## Stored data
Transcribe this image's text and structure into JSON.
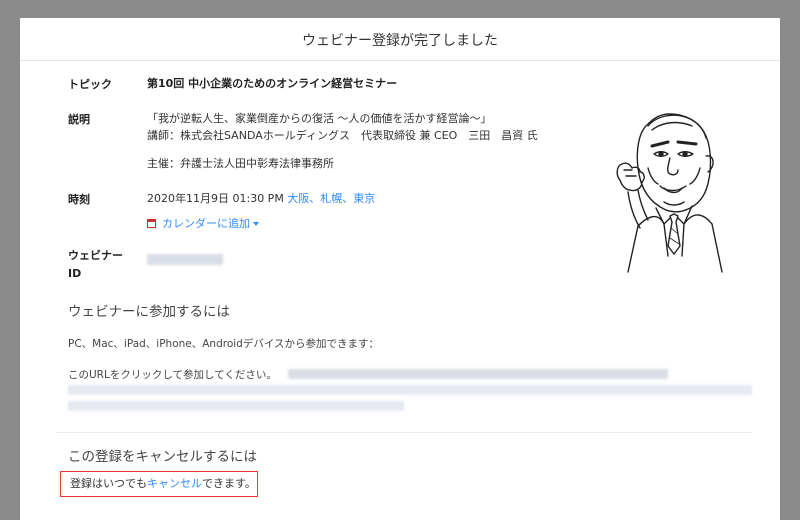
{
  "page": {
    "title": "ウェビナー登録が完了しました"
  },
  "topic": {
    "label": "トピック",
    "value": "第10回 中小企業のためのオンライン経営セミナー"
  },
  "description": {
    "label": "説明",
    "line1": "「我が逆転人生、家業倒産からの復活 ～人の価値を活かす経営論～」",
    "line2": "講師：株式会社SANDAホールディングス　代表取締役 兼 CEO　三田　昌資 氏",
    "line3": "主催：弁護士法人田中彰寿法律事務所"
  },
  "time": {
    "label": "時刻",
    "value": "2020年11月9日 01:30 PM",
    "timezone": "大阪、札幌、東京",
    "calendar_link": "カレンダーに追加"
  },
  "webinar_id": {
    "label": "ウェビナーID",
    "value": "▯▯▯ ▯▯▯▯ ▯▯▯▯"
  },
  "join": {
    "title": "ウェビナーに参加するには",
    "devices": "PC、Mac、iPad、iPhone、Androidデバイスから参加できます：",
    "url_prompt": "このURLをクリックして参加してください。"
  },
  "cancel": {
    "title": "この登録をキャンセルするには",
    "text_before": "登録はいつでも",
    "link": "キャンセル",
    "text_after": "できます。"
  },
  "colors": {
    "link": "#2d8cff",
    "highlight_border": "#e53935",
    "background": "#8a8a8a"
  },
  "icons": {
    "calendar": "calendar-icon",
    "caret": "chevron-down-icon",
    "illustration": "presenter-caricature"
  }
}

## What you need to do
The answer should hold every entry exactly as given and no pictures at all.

## Exercise result
Transcribe this image's text and structure into JSON.
{
  "page": {
    "title": "ウェビナー登録が完了しました"
  },
  "topic": {
    "label": "トピック",
    "value": "第10回 中小企業のためのオンライン経営セミナー"
  },
  "description": {
    "label": "説明",
    "line1": "「我が逆転人生、家業倒産からの復活 ～人の価値を活かす経営論～」",
    "line2": "講師：株式会社SANDAホールディングス　代表取締役 兼 CEO　三田　昌資 氏",
    "line3": "主催：弁護士法人田中彰寿法律事務所"
  },
  "time": {
    "label": "時刻",
    "value": "2020年11月9日 01:30 PM",
    "timezone": "大阪、札幌、東京",
    "calendar_link": "カレンダーに追加"
  },
  "webinar_id": {
    "label": "ウェビナーID",
    "value": "▯▯▯ ▯▯▯▯ ▯▯▯▯"
  },
  "join": {
    "title": "ウェビナーに参加するには",
    "devices": "PC、Mac、iPad、iPhone、Androidデバイスから参加できます：",
    "url_prompt": "このURLをクリックして参加してください。"
  },
  "cancel": {
    "title": "この登録をキャンセルするには",
    "text_before": "登録はいつでも",
    "link": "キャンセル",
    "text_after": "できます。"
  },
  "colors": {
    "link": "#2d8cff",
    "highlight_border": "#e53935",
    "background": "#8a8a8a"
  },
  "icons": {
    "calendar": "calendar-icon",
    "caret": "chevron-down-icon",
    "illustration": "presenter-caricature"
  }
}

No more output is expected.